Inappropriate and sustained activation of platelets is a major cause of vascular occlusive diseases such as angina, myocardial infarction, and stroke. The development of thrombi within blood vessels results from the formation of platelet aggregates and fibrin deposits, and heavily depends on the actions of α-thrombin. It is now well recognized that human platelet responses to α-thrombin are mediated by the protease-activated receptors PAR1 and PAR4. Protease-activated receptors (PARs) represent a unique family of seven-transmembrane G-protein-coupled receptors, which are enzymatically cleaved to expose a new extracellular N-terminus that acts as a “tethered” activating ligand. Since the discovery of PAR1 as the major contributor to human platelet aggregation, there has been a keen interest to develop antagonist as potential antithrombotics. However, there have been many issues and challenges in this endeavor. One crucial challenge to the discovery of potent antagonists is the strong entropy advantage offered by the intramolecular binding mechanism of PARs activation, which presents a great disadvantage to a circulating small molecule antagonist. To be an effective therapeutic agent, a PAR1 antagonist not only should bind tightly to the receptor but also possess suitable binding kinetics. Another issue for the discovery of PAR1 antagonists is the preclinical logistics associated with species variability of PAR1 on platelets. Despite these challenges, PAR1 has been an attractive drug target and there has been considerable activity and progress in the discovery and development of PAR1 antagonist as therapeutic agents. The promise of these novel therapeutics is reflected by two antiplatelet PAR1 antagonists in advanced clinical trials. The clinical benefits derived from these agents will be determined by the tight balance between delivering efficacy in the context of thrombotic disease and controlling the bleeding risk. The discussion will focus on the challenges from discovery to development of these great potential opportunities in the prevention of atherothrombotic disease.

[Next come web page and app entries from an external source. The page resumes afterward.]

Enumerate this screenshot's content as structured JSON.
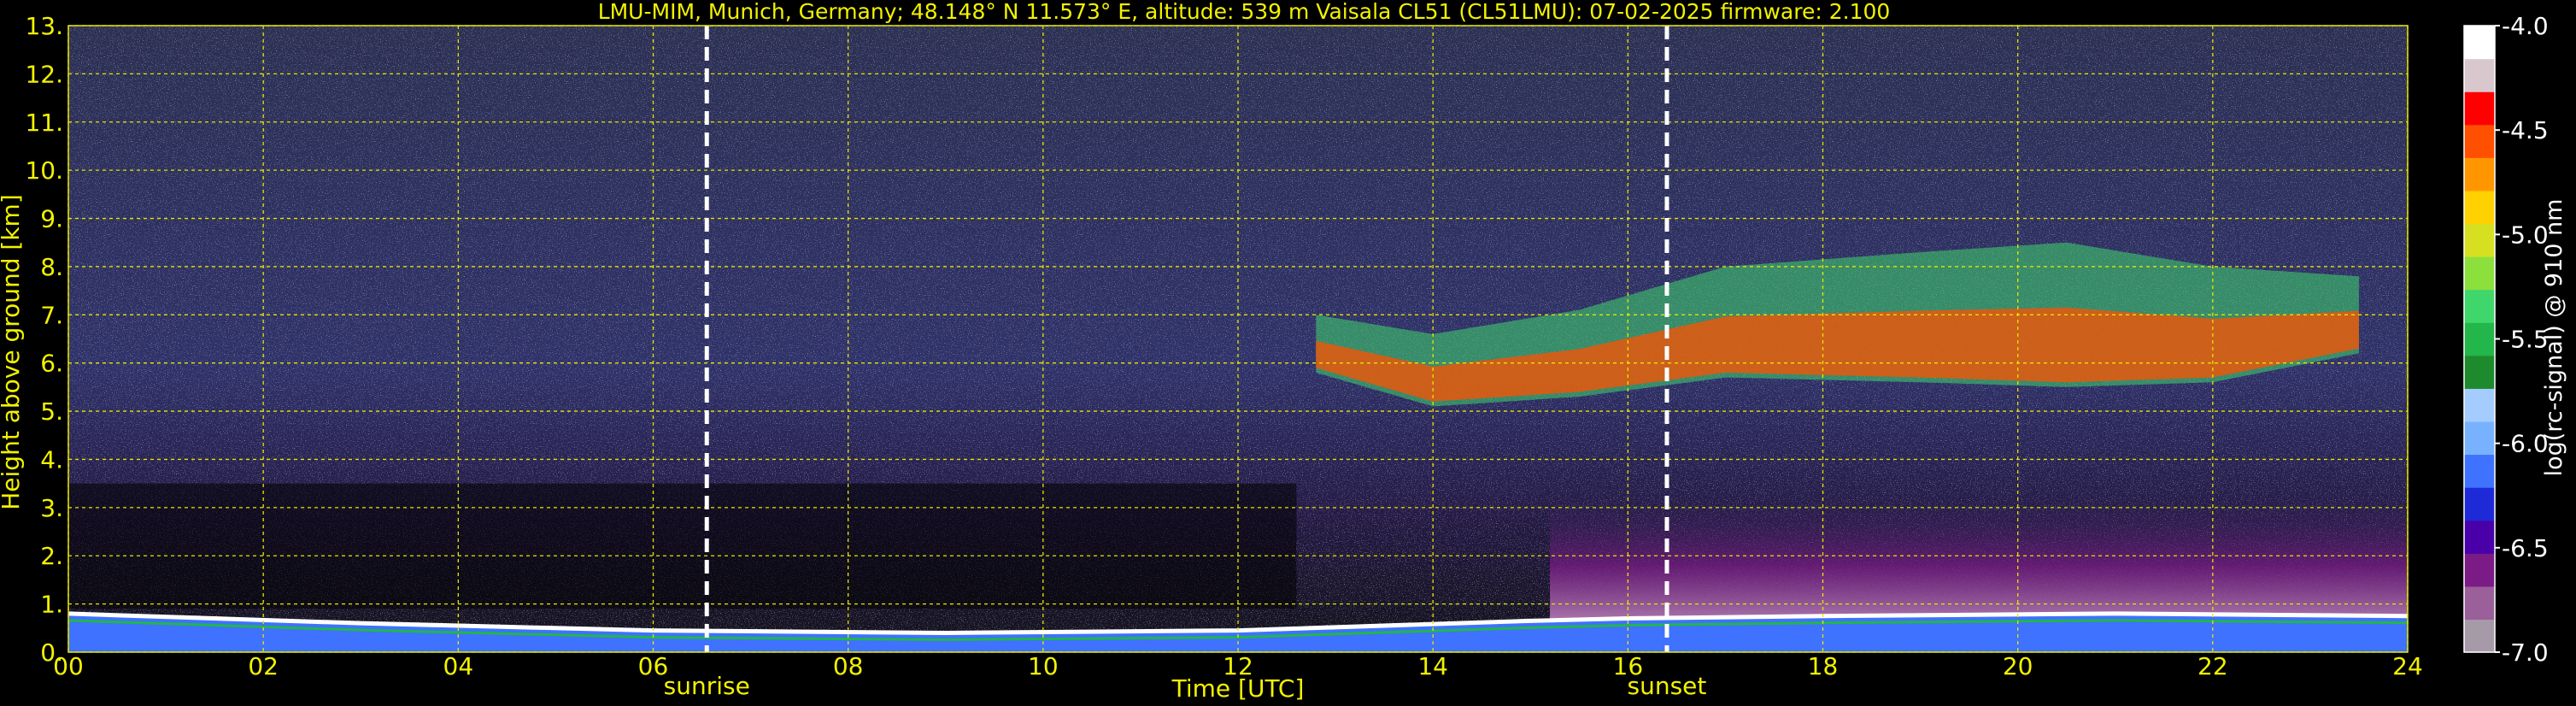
{
  "chart_data": {
    "type": "heatmap",
    "title": "LMU-MIM, Munich, Germany; 48.148° N 11.573° E, altitude: 539 m    Vaisala CL51 (CL51LMU): 07-02-2025    firmware: 2.100",
    "xlabel": "Time [UTC]",
    "ylabel": "Height above ground [km]",
    "xlim": [
      0,
      24
    ],
    "ylim": [
      0,
      13
    ],
    "x_ticks": [
      "00",
      "02",
      "04",
      "06",
      "08",
      "10",
      "12",
      "14",
      "16",
      "18",
      "20",
      "22",
      "24"
    ],
    "x_tick_values": [
      0,
      2,
      4,
      6,
      8,
      10,
      12,
      14,
      16,
      18,
      20,
      22,
      24
    ],
    "y_ticks": [
      "0.",
      "1.",
      "2.",
      "3.",
      "4.",
      "5.",
      "6.",
      "7.",
      "8.",
      "9.",
      "10.",
      "11.",
      "12.",
      "13."
    ],
    "y_tick_values": [
      0,
      1,
      2,
      3,
      4,
      5,
      6,
      7,
      8,
      9,
      10,
      11,
      12,
      13
    ],
    "grid": true,
    "annotations": [
      {
        "label": "sunrise",
        "x": 6.55
      },
      {
        "label": "sunset",
        "x": 16.4
      }
    ],
    "colorbar": {
      "label": "log(rc-signal) @ 910 nm",
      "range": [
        -7.0,
        -4.0
      ],
      "ticks": [
        "-4.0",
        "-4.5",
        "-5.0",
        "-5.5",
        "-6.0",
        "-6.5",
        "-7.0"
      ],
      "tick_values": [
        -4.0,
        -4.5,
        -5.0,
        -5.5,
        -6.0,
        -6.5,
        -7.0
      ]
    },
    "features": {
      "boundary_layer_top_km": [
        {
          "x": 0,
          "y": 0.8
        },
        {
          "x": 3,
          "y": 0.6
        },
        {
          "x": 6,
          "y": 0.45
        },
        {
          "x": 9,
          "y": 0.4
        },
        {
          "x": 12,
          "y": 0.45
        },
        {
          "x": 15,
          "y": 0.65
        },
        {
          "x": 16,
          "y": 0.7
        },
        {
          "x": 18,
          "y": 0.75
        },
        {
          "x": 21,
          "y": 0.8
        },
        {
          "x": 24,
          "y": 0.75
        }
      ],
      "cirrus_layer_km": [
        {
          "x": 12.8,
          "base": 5.8,
          "top": 7.0
        },
        {
          "x": 14.0,
          "base": 5.1,
          "top": 6.6
        },
        {
          "x": 15.5,
          "base": 5.3,
          "top": 7.1
        },
        {
          "x": 17.0,
          "base": 5.7,
          "top": 8.0
        },
        {
          "x": 19.0,
          "base": 5.6,
          "top": 8.3
        },
        {
          "x": 20.5,
          "base": 5.5,
          "top": 8.5
        },
        {
          "x": 22.0,
          "base": 5.6,
          "top": 8.0
        },
        {
          "x": 23.5,
          "base": 6.2,
          "top": 7.8
        }
      ]
    }
  },
  "colors": {
    "text": "#f2f200",
    "background": "#000000",
    "colormap": [
      "#a69aa8",
      "#9b5f99",
      "#7a1b86",
      "#4a00a8",
      "#1e2ad8",
      "#3e72ff",
      "#78b2ff",
      "#a5ccff",
      "#1e8a2e",
      "#23b64a",
      "#3fd66b",
      "#8ce03c",
      "#d6e020",
      "#ffd100",
      "#ff9600",
      "#ff5000",
      "#ff0000",
      "#d9c7ce",
      "#ffffff"
    ]
  }
}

Andrade-Gordon:Johnson & Johnson: Employment.
Asterisk with author names denotes non-ASH members.